Willie Cole, Calpurnia, Bertha Mae, and Lula Bell

Column Data
Calpurnia, Bertha Mae, and Lula Bell by Willie Cole
Willie Cole (born 1955)
born Somerville, New Jersey
Calpurnia, Bertha Mae, and Lula Bell, 2012
from Beauties
intaglio and relief

Museum purchase: Peter T. Bohan Art Acquisition Fund, 2016.0031, 2016.0032, 2016.0033

In conjunction with KU’s selection of Between the World and Me by Ta-Nehisi Coates as its Common Book for the 2016–2017 academic year, the Spencer Museum of Art has selected a group of prints by Willie Cole as the accompanying Common Work of Art.

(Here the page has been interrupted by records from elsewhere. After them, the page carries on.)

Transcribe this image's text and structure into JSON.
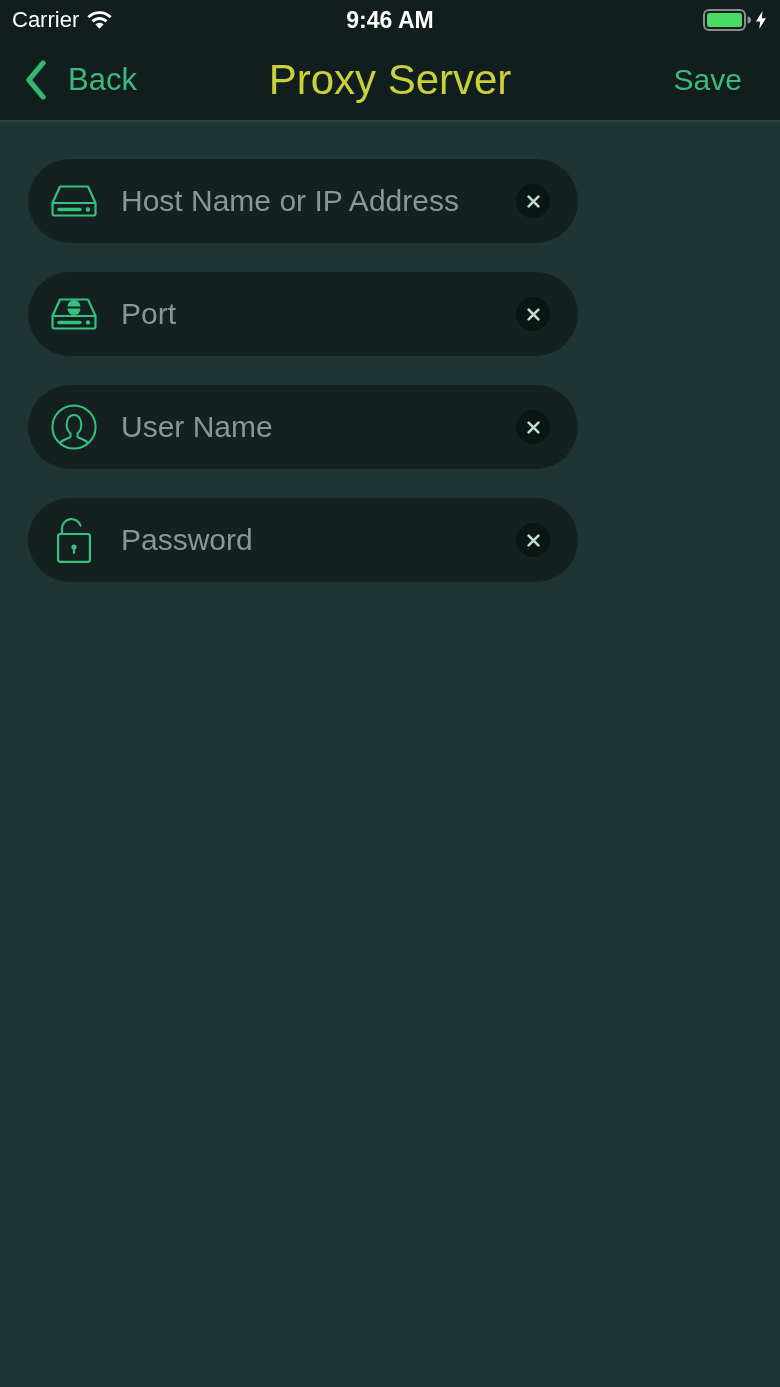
{
  "status_bar": {
    "carrier": "Carrier",
    "time": "9:46 AM",
    "charging": true
  },
  "nav_bar": {
    "back_label": "Back",
    "title": "Proxy Server",
    "action_label": "Save"
  },
  "fields": [
    {
      "kind": "host",
      "placeholder": "Host Name or IP Address"
    },
    {
      "kind": "port",
      "placeholder": "Port"
    },
    {
      "kind": "user",
      "placeholder": "User Name"
    },
    {
      "kind": "password",
      "placeholder": "Password"
    }
  ]
}
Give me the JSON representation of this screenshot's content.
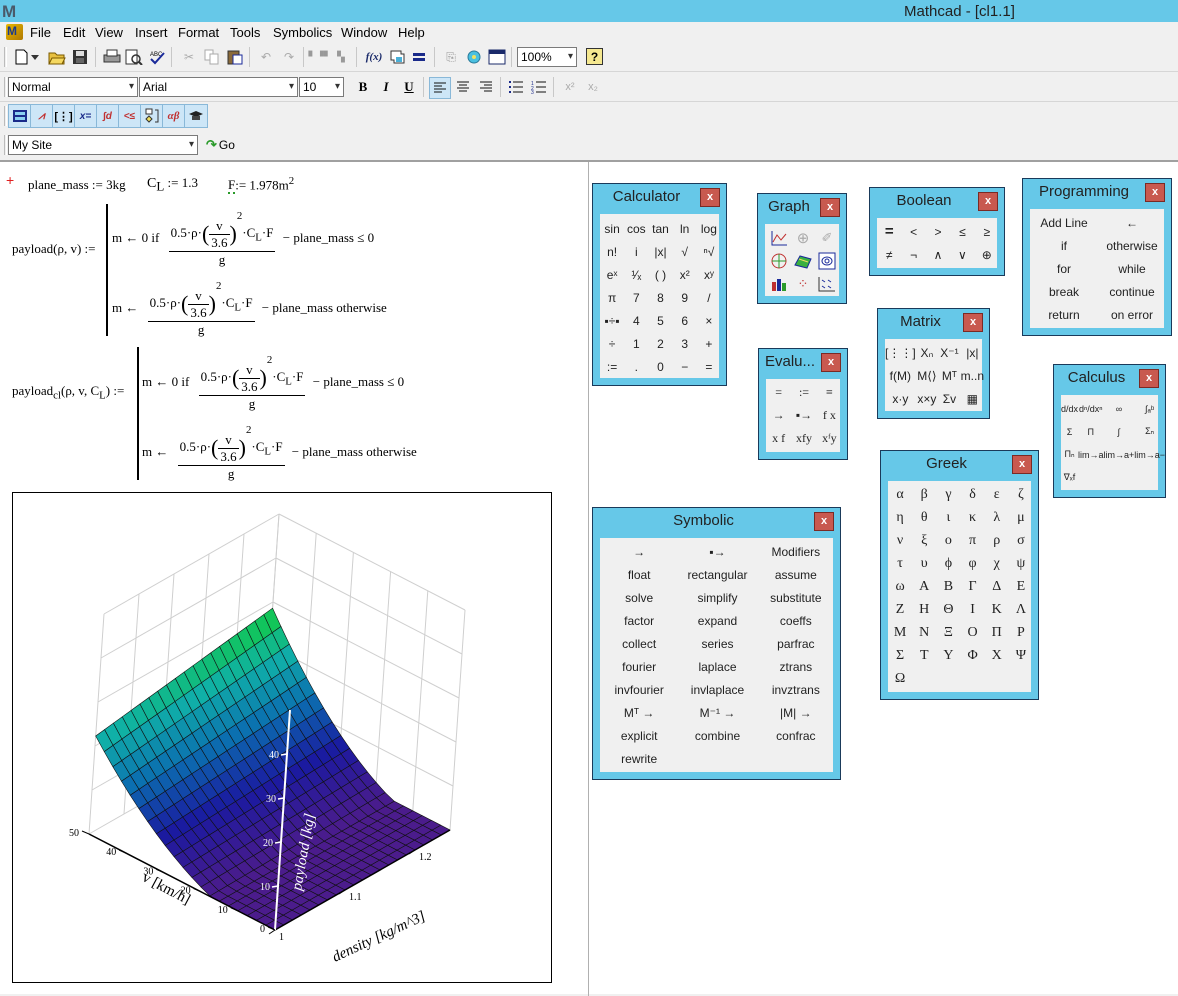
{
  "window": {
    "title": "Mathcad - [cl1.1]",
    "logo": "M"
  },
  "menu": [
    "File",
    "Edit",
    "View",
    "Insert",
    "Format",
    "Tools",
    "Symbolics",
    "Window",
    "Help"
  ],
  "toolbar": {
    "zoom": "100%",
    "style": "Normal",
    "font": "Arial",
    "size": "10",
    "bold": "B",
    "italic": "I",
    "underline": "U",
    "fx": "f(x)",
    "site": "My Site",
    "go": "Go"
  },
  "worksheet": {
    "defs": {
      "plane_mass": "plane_mass := 3kg",
      "cl_name": "C",
      "cl_sub": "L",
      "cl_val": " := 1.3",
      "f_name": "F",
      "f_val": ":= 1.978m",
      "f_exp": "2"
    },
    "func1": {
      "lhs": "payload(ρ, v) :=",
      "row1_prefix": "m ← 0  if",
      "row1_suffix": "− plane_mass ≤ 0",
      "row2_prefix": "m ←",
      "row2_suffix": "− plane_mass   otherwise"
    },
    "func2": {
      "lhs_name": "payload",
      "lhs_sub": "cl",
      "lhs_args": "(ρ, v, C",
      "lhs_args_sub": "L",
      "lhs_tail": ") :=",
      "row1_prefix": "m ← 0  if",
      "row1_suffix": "− plane_mass ≤ 0",
      "row2_prefix": "m ←",
      "row2_suffix": "− plane_mass   otherwise"
    },
    "fraction": {
      "num_a": "0.5·ρ·",
      "paren_num": "v",
      "paren_den": "3.6",
      "exp": "2",
      "num_b": "·C",
      "num_b_sub": "L",
      "num_c": "·F",
      "den": "g"
    }
  },
  "chart_data": {
    "type": "surface3d",
    "xlabel": "density [kg/m^3]",
    "ylabel": "v [km/h]",
    "zlabel": "payload [kg]",
    "x_ticks": [
      "1",
      "1.1",
      "1.2"
    ],
    "y_ticks": [
      "0",
      "10",
      "20",
      "30",
      "40",
      "50"
    ],
    "z_ticks": [
      "10",
      "20",
      "30",
      "40"
    ],
    "xlim": [
      1.0,
      1.25
    ],
    "ylim": [
      0,
      50
    ],
    "zlim": [
      0,
      50
    ],
    "colormap": [
      "#4b1c8c",
      "#1a1aa0",
      "#0b6fb0",
      "#10b0a8",
      "#12cc40"
    ]
  },
  "palettes": {
    "calculator": {
      "title": "Calculator",
      "cells": [
        "sin",
        "cos",
        "tan",
        "ln",
        "log",
        "n!",
        "i",
        "|x|",
        "√",
        "ⁿ√",
        "eˣ",
        "¹⁄ₓ",
        "( )",
        "x²",
        "xʸ",
        "π",
        "7",
        "8",
        "9",
        "/",
        "▪÷▪",
        "4",
        "5",
        "6",
        "×",
        "÷",
        "1",
        "2",
        "3",
        "+",
        ":=",
        ".",
        "0",
        "−",
        "="
      ]
    },
    "graph": {
      "title": "Graph",
      "icons": [
        "xy-plot-icon",
        "polar-plot-icon",
        "surface-plot-icon",
        "polar-plot2-icon",
        "3d-surface-icon",
        "contour-plot-icon",
        "bar-plot-icon",
        "scatter-plot-icon",
        "vector-field-icon"
      ]
    },
    "boolean": {
      "title": "Boolean",
      "cells": [
        "=",
        "<",
        ">",
        "≤",
        "≥",
        "≠",
        "¬",
        "∧",
        "∨",
        "⊕"
      ]
    },
    "programming": {
      "title": "Programming",
      "cells": [
        "Add Line",
        "←",
        "if",
        "otherwise",
        "for",
        "while",
        "break",
        "continue",
        "return",
        "on error"
      ]
    },
    "evaluation": {
      "title": "Evalu...",
      "cells": [
        "=",
        ":=",
        "≡",
        "→",
        "▪→",
        "f x",
        "x f",
        "xfy",
        "xᶠy"
      ]
    },
    "matrix": {
      "title": "Matrix",
      "cells": [
        "[⋮⋮]",
        "Xₙ",
        "X⁻¹",
        "|x|",
        "f(M)",
        "M⟨⟩",
        "Mᵀ",
        "m..n",
        "x·y",
        "x×y",
        "Σv",
        "▦"
      ]
    },
    "calculus": {
      "title": "Calculus",
      "cells": [
        "d/dx",
        "dⁿ/dxⁿ",
        "∞",
        "∫ₐᵇ",
        "Σ",
        "Π",
        "∫",
        "Σₙ",
        "Πₙ",
        "lim→a",
        "lim→a+",
        "lim→a−",
        "∇ₓf"
      ]
    },
    "greek": {
      "title": "Greek",
      "cells": [
        "α",
        "β",
        "γ",
        "δ",
        "ε",
        "ζ",
        "η",
        "θ",
        "ι",
        "κ",
        "λ",
        "μ",
        "ν",
        "ξ",
        "ο",
        "π",
        "ρ",
        "σ",
        "τ",
        "υ",
        "ϕ",
        "φ",
        "χ",
        "ψ",
        "ω",
        "Α",
        "Β",
        "Γ",
        "Δ",
        "Ε",
        "Ζ",
        "Η",
        "Θ",
        "Ι",
        "Κ",
        "Λ",
        "Μ",
        "Ν",
        "Ξ",
        "Ο",
        "Π",
        "Ρ",
        "Σ",
        "Τ",
        "Υ",
        "Φ",
        "Χ",
        "Ψ",
        "Ω"
      ]
    },
    "symbolic": {
      "title": "Symbolic",
      "cells": [
        "→",
        "▪→",
        "Modifiers",
        "float",
        "rectangular",
        "assume",
        "solve",
        "simplify",
        "substitute",
        "factor",
        "expand",
        "coeffs",
        "collect",
        "series",
        "parfrac",
        "fourier",
        "laplace",
        "ztrans",
        "invfourier",
        "invlaplace",
        "invztrans",
        "Mᵀ →",
        "M⁻¹ →",
        "|M| →",
        "explicit",
        "combine",
        "confrac",
        "rewrite"
      ]
    }
  },
  "close_label": "x"
}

Willie Cole is perhaps best known for his assemblage sculptures composed of irons, women's shoes, and hair dryers, which he transforms into objects resembling West African sculpture. When discussing his process of altering everyday objects to reference African forms, Cole notes, “I think that when one culture is dominated by another culture, the energy or powers, or gods of the previous culture hide in vehicles in the new cultures.” This alchemy can also be seen in Cole’s Man, Spirit, and Mask, a 1999 triptych featuring the artist’s face and iron patterns. In 2012, Cole produced a series of prints with Highpoint Editions, including twenty-seven Beauties—delicate intaglio/relief prints of full-scale ironing boards.

The Beauties are printed from metal ironing boards Cole acquired from the Salvation Army and Craigslist. Cole and the printers at Highpoint flattened the boards by driving over them with cars, trucks, and skateboards, beating them with hammers, and finally running them through an etching press until they were 1/8 to 1/16 of an inch thick. The resulting prints are displayed vertically, their gouged and architectural surfaces resembling shrouded figures as well as diagrams of slave ships that were circulated by abolitionists in the 18th and 19th centuries. Each board is titled with an old-fashioned name, each a reference to Cole’s ancestors, family, or iconic slaves or domestics from literature, including Calpurnia from To Kill a Mockingbird.

Cole’s evocations of servitude and slavery through irons and ironing boards connect many aspects of his history and career. His great-grandmother, grandmother, and mother all worked as domestics, and his studio in Newark, New Jersey, was once a sweatshop. When asked if he projects associations with slavery onto these objects Cole countered: “I bring it out. The objects have a memory and history of their own. So if you have a slave, or just a domestic worker, people working for little money, their objects have a memory of that experience.” Although race is an issue Cole explores through his work, it is not the fundamental component of his artistic identity. Cole noted in 2013, “We should be artists until it’s important to say that we are black. I want people to see my art as art. America has this fascination with the other and wanting to label the other. They’ve categorized to control the world and the way we see the world and our symbols of beauty.”

You can view the KU Common Work of Art in the Spencer’s Teaching Gallery along with other selections from the collection related to the Common Book.